In big cities, the traffic lights usually operate on timers — there’s a lot of traffic throughout the day, so they have to be programmed to run on a certain schedule. In the suburbs and on country roads, they may not have timers but use detectors to control the length of the light or activate the arrow when cars enter a turn lane.

Drivers who do not come to a full stop at a stop sign or are driving too fast through an intersection can be cited for failing to follow the law. Normally, a stop sign is an octagon, but some are square or rectangular.

These signs are meant to be seen, so they often stand out from the background of the road. They’re usually yellow with black lettering and a red octagon on top.

The signals on the road can be difficult to read, so you must pay attention and look carefully when you drive. The most important thing is to know when you’re supposed to stop and what the right response is. If you’re not sure, you can always ask a driver for help.

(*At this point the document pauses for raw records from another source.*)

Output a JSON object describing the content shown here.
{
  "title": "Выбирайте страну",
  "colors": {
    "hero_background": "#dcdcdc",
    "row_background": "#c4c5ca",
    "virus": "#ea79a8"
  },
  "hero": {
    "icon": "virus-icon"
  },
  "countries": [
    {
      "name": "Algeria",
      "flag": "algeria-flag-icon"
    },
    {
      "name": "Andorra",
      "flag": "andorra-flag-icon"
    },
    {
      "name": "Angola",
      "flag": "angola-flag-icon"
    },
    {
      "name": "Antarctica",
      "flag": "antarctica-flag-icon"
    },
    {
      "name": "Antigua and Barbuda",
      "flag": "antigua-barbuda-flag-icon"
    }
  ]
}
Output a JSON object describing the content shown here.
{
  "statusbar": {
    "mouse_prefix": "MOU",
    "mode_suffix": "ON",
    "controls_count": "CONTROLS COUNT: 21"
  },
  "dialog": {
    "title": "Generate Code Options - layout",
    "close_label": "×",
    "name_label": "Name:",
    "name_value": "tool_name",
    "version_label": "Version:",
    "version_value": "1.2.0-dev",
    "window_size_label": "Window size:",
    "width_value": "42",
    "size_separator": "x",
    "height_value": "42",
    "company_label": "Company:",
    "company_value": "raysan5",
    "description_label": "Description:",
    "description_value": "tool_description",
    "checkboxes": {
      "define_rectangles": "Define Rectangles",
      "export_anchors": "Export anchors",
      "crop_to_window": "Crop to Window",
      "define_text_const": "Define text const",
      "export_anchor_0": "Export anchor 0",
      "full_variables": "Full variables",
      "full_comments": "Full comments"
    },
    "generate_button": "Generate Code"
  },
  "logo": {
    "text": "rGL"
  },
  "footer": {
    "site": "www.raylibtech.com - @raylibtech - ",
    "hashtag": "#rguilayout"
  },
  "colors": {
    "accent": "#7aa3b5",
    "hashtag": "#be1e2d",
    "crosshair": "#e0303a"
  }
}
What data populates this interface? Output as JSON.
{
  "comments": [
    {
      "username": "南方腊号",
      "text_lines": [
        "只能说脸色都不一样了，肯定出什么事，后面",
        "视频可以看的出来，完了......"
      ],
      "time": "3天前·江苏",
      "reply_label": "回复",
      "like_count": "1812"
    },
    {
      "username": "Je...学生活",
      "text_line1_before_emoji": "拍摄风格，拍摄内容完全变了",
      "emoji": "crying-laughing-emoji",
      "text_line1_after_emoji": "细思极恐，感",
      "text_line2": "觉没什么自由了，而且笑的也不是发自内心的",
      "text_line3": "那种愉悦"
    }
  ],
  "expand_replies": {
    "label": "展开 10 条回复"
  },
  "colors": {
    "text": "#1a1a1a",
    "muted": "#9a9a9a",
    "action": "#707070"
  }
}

The Three-Second Rule

The three-second rule is a useful driving tip that can help you maintain a safe following distance. This can prevent rear-end collisions and other crashes.

The three second rule is easy to use and can be applied at any speed. It works by counting the number of seconds it takes you to reach a fixed point on the road, such as a sign or building. If it takes you more than three seconds to get to the same point, you are following too close and need to slow down or increase your following distance.

It is a great tip for all drivers to remember and practice regularly. The more you practise, the more it will become second nature and help you avoid accidents.

If you drive a car, the three-second rule is especially important. It can prevent rear-end collisions, which are one of the most common crashes and can result in serious injury or death.

This rule is also helpful for senior drivers and people with health or mobility issues that make it more difficult to react quickly to traffic conditions. It can also protect back seat passengers from injuries, such as whiplash.

How much space you need between your vehicle and the car in front of you depends on a number of factors, including how fast you are going and how well maintained your vehicle is. You may also need to leave more space if you are towing a trailer or driving a larger vehicle.

While it is often recommended to leave a three-second gap between your car and the car in front of you, this amount can vary depending on the driver’s speed and the weather conditions. For example, it can take longer for cars to come to a full stop in bad weather, so you should leave more room between your car and the one ahead of you.

Keep a Safe Distance

If you want to be a good driver, you should keep a safe distance from other cars on the road. This will allow you to see what is going on ahead of you and have the time and space to react if something happens.

A safe following distance will also help you avoid rear-end collisions and other accidents. This is because it gives you enough time to stop your car if it is about to hit the one in front of you.

To determine your safe following distance, find a fixed object like a lamp post or a sign and use it as a mark. Then, start counting: “one thousand one,” “one thousand two,” and “one thousand three.” If you reach the object before you say “one thousand three,” then you are too close to the vehicle in front of you.

You should also try to stay about 300 feet or 20 car lengths behind semi-trucks and emergency vehicles such as fire trucks, ambulances, and police vehicles. These large trucks carry heavy loads and can come to sudden stops, which could result in a serious accident.

Keeping a safe distance from other cars will not only reduce your risk of a collision, but it will also keep you from getting fined or receiving demerit points. It will also help prevent tailgating.

In addition to speed, other factors such as weather conditions can influence how much distance you should leave behind the car in front of you. For instance, bad weather can limit your visibility and make it difficult to see traffic ahead of you.